Ensor's Pool, Nuneaton, 'ark' for threatened crayfish
A flooded former clay pit in Warwickshire could play a vital role in saving one of Britain's most endangered species.
The British crayfish is being wiped out by disease and foreign species.
Ensor's Pool in Nuneaton contains more than 50,000 native crayfish which are cut off from these problems.
Dr Stefan Bodnar, a conservation officer, said: "It's a safety population - it's like creating an ark."
It is hoped that small populations from Ensor's Pool will be moved into similar sites elsewhere in the county.
The native species is under threat from the American signal crayfish which is bigger and more aggressive.
The signal crayfish also carries a fungus known as crayfish plague which kills the British species.
Dr Bodnar, who works for Birmingham City Council, said: "This is one of four main populations in the UK and strangely enough it's surrounded by all this urbanisation and is really in an area that you wouldn't expect to find crayfish."

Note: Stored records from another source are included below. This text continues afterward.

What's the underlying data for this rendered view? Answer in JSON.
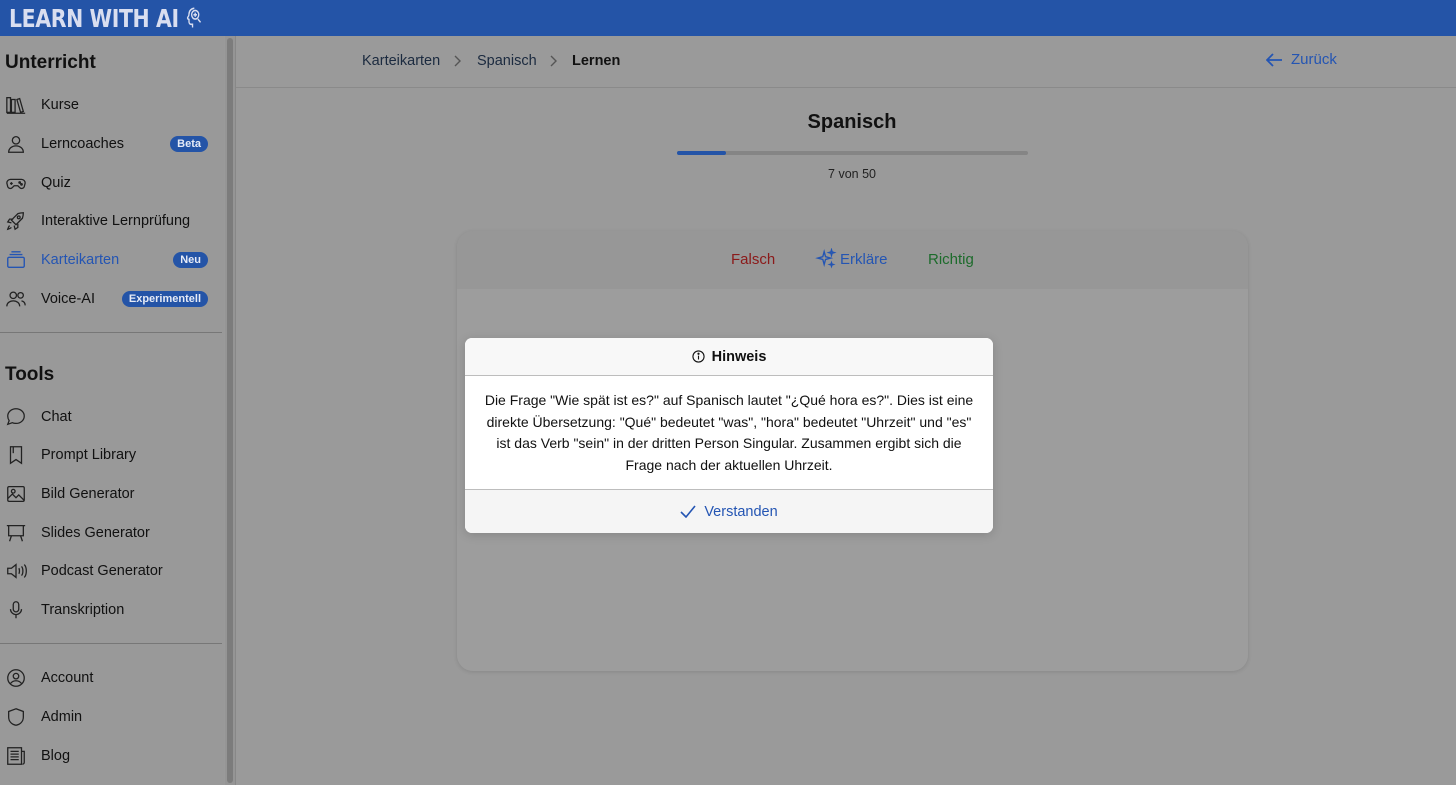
{
  "app": {
    "logo_text": "LEARN WITH AI",
    "brand_color": "#2454a7"
  },
  "sidebar": {
    "section_unterricht": "Unterricht",
    "section_tools": "Tools",
    "items": [
      {
        "label": "Kurse",
        "icon": "books-icon"
      },
      {
        "label": "Lerncoaches",
        "icon": "user-icon",
        "badge": "Beta"
      },
      {
        "label": "Quiz",
        "icon": "gamepad-icon"
      },
      {
        "label": "Interaktive Lernprüfung",
        "icon": "rocket-icon"
      },
      {
        "label": "Karteikarten",
        "icon": "cards-icon",
        "badge": "Neu",
        "active": true
      },
      {
        "label": "Voice-AI",
        "icon": "users-icon",
        "badge": "Experimentell"
      }
    ],
    "tools": [
      {
        "label": "Chat",
        "icon": "chat-icon"
      },
      {
        "label": "Prompt Library",
        "icon": "bookmark-icon"
      },
      {
        "label": "Bild Generator",
        "icon": "image-icon"
      },
      {
        "label": "Slides Generator",
        "icon": "presentation-icon"
      },
      {
        "label": "Podcast Generator",
        "icon": "speaker-icon"
      },
      {
        "label": "Transkription",
        "icon": "microphone-icon"
      }
    ],
    "account": [
      {
        "label": "Account",
        "icon": "account-icon"
      },
      {
        "label": "Admin",
        "icon": "shield-icon"
      },
      {
        "label": "Blog",
        "icon": "newspaper-icon"
      }
    ]
  },
  "breadcrumb": [
    "Karteikarten",
    "Spanisch",
    "Lernen"
  ],
  "back_label": "Zurück",
  "deck": {
    "title": "Spanisch",
    "progress_text": "7 von 50",
    "progress_fraction": 0.14
  },
  "card": {
    "falsch": "Falsch",
    "erklaere": "Erkläre",
    "richtig": "Richtig"
  },
  "modal": {
    "title": "Hinweis",
    "text": "Die Frage \"Wie spät ist es?\" auf Spanisch lautet \"¿Qué hora es?\". Dies ist eine direkte Übersetzung: \"Qué\" bedeutet \"was\", \"hora\" bedeutet \"Uhrzeit\" und \"es\" ist das Verb \"sein\" in der dritten Person Singular. Zusammen ergibt sich die Frage nach der aktuellen Uhrzeit.",
    "confirm": "Verstanden"
  }
}
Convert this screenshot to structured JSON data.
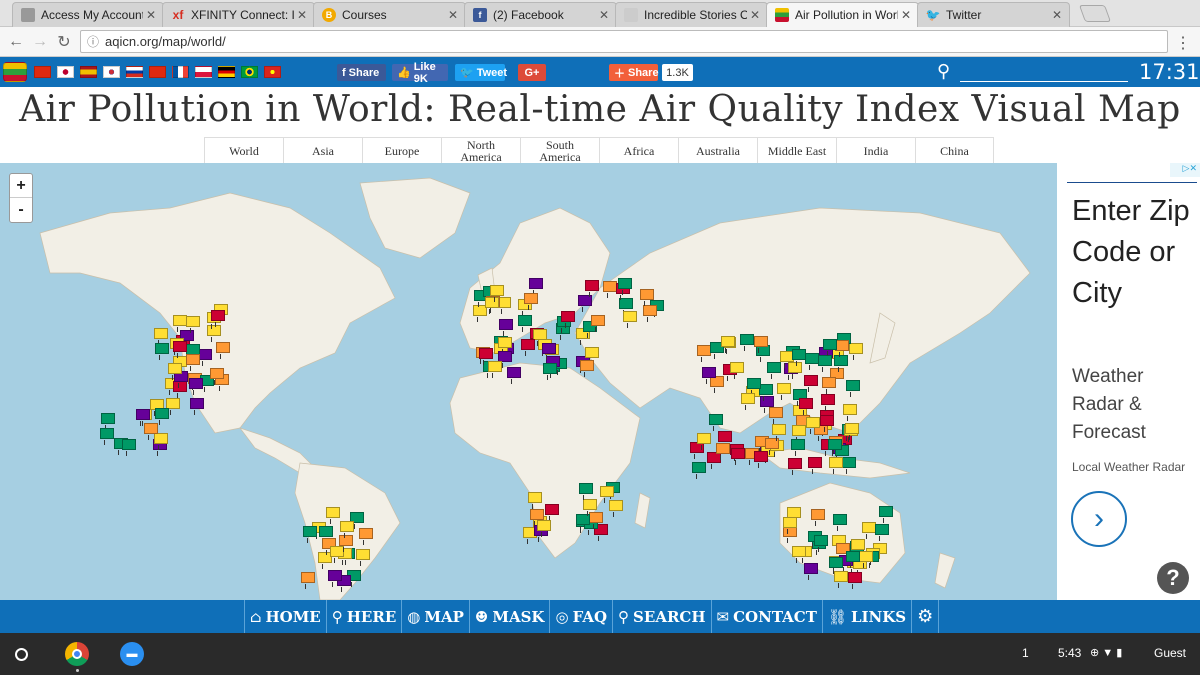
{
  "browser": {
    "tabs": [
      {
        "title": "Access My Account |",
        "favicon": "comcast-icon",
        "color": "#888888",
        "active": false
      },
      {
        "title": "XFINITY Connect: Int",
        "favicon": "xfinity-icon",
        "color": "#d62d20",
        "active": false
      },
      {
        "title": "Courses",
        "favicon": "courses-icon",
        "color": "#f2a900",
        "active": false
      },
      {
        "title": "(2) Facebook",
        "favicon": "facebook-icon",
        "color": "#3b5998",
        "active": false
      },
      {
        "title": "Incredible Stories Of",
        "favicon": "page-icon",
        "color": "#bbbbbb",
        "active": false
      },
      {
        "title": "Air Pollution in World",
        "favicon": "aqicn-icon",
        "color": "#e0a800",
        "active": true
      },
      {
        "title": "Twitter",
        "favicon": "twitter-icon",
        "color": "#1da1f2",
        "active": false
      }
    ],
    "url": "aqicn.org/map/world/"
  },
  "sitebar": {
    "flags": [
      "myanmar",
      "china",
      "japan",
      "spain",
      "korea",
      "russia",
      "hong-kong",
      "france",
      "poland",
      "germany",
      "brazil",
      "vietnam"
    ],
    "share_fb": "Share",
    "like": "Like 9K",
    "tweet": "Tweet",
    "gplus": "G+",
    "share2": "Share",
    "share_count": "1.3K",
    "time": "17:31"
  },
  "page": {
    "title": "Air Pollution in World: Real-time Air Quality Index Visual Map",
    "regions": [
      "World",
      "Asia",
      "Europe",
      "North America",
      "South America",
      "Africa",
      "Australia",
      "Middle East",
      "India",
      "China"
    ]
  },
  "map": {
    "zoom_in": "+",
    "zoom_out": "-",
    "colors": {
      "good": "#009966",
      "moderate": "#ffde33",
      "sensitive": "#ff9933",
      "unhealthy": "#cc0033",
      "very_unhealthy": "#660099",
      "hazardous": "#7e0023"
    }
  },
  "ad": {
    "headline": "Enter Zip Code or City",
    "sub": "Weather Radar & Forecast",
    "small": "Local Weather Radar",
    "arrow": "›",
    "corner": "▷✕",
    "help": "?"
  },
  "nav": [
    {
      "label": "HOME",
      "icon": "home-icon"
    },
    {
      "label": "HERE",
      "icon": "location-pin-icon"
    },
    {
      "label": "MAP",
      "icon": "globe-icon"
    },
    {
      "label": "MASK",
      "icon": "mask-icon"
    },
    {
      "label": "FAQ",
      "icon": "faq-icon"
    },
    {
      "label": "SEARCH",
      "icon": "search-icon"
    },
    {
      "label": "CONTACT",
      "icon": "contact-icon"
    },
    {
      "label": "LINKS",
      "icon": "link-icon"
    },
    {
      "label": "",
      "icon": "gear-icon"
    }
  ],
  "shelf": {
    "notifications": "1",
    "clock": "5:43",
    "user": "Guest"
  }
}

The pool was once a clay pit serving a nearby colliery and brick works and is now a site of special scientific interest.